**Problem**
Quote the listing in full, exactly as given, minus any pictures.

===

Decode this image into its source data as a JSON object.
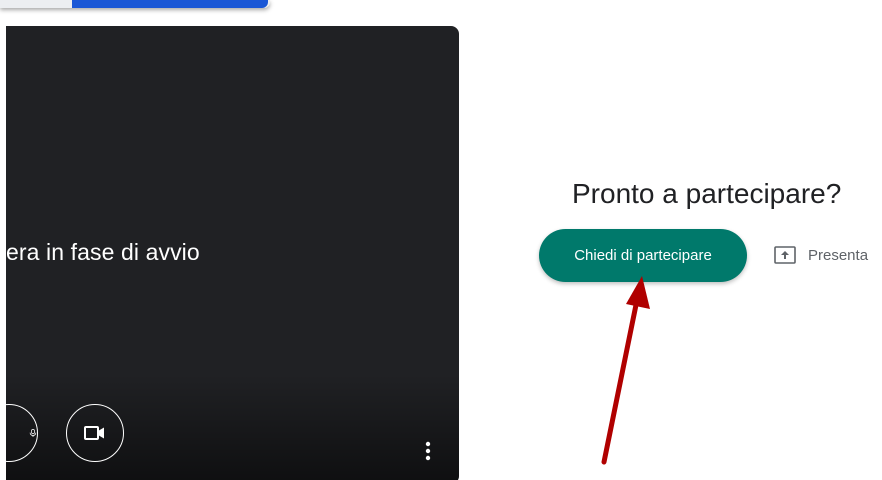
{
  "preview": {
    "status_text": "era in fase di avvio",
    "mic_icon": "mic-icon",
    "camera_icon": "videocam-icon",
    "more_icon": "more-vert-icon"
  },
  "join_panel": {
    "title": "Pronto a partecipare?",
    "join_label": "Chiedi di partecipare",
    "present_label": "Presenta",
    "present_icon": "present-screen-icon"
  },
  "colors": {
    "join_button": "#00796b",
    "preview_background": "#202124",
    "annotation_arrow": "#b00000"
  }
}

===

**Reply to the exercise**
Decode this image into its source data as a JSON object.
{
  "preview": {
    "status_text": "era in fase di avvio",
    "mic_icon": "mic-icon",
    "camera_icon": "videocam-icon",
    "more_icon": "more-vert-icon"
  },
  "join_panel": {
    "title": "Pronto a partecipare?",
    "join_label": "Chiedi di partecipare",
    "present_label": "Presenta",
    "present_icon": "present-screen-icon"
  },
  "colors": {
    "join_button": "#00796b",
    "preview_background": "#202124",
    "annotation_arrow": "#b00000"
  }
}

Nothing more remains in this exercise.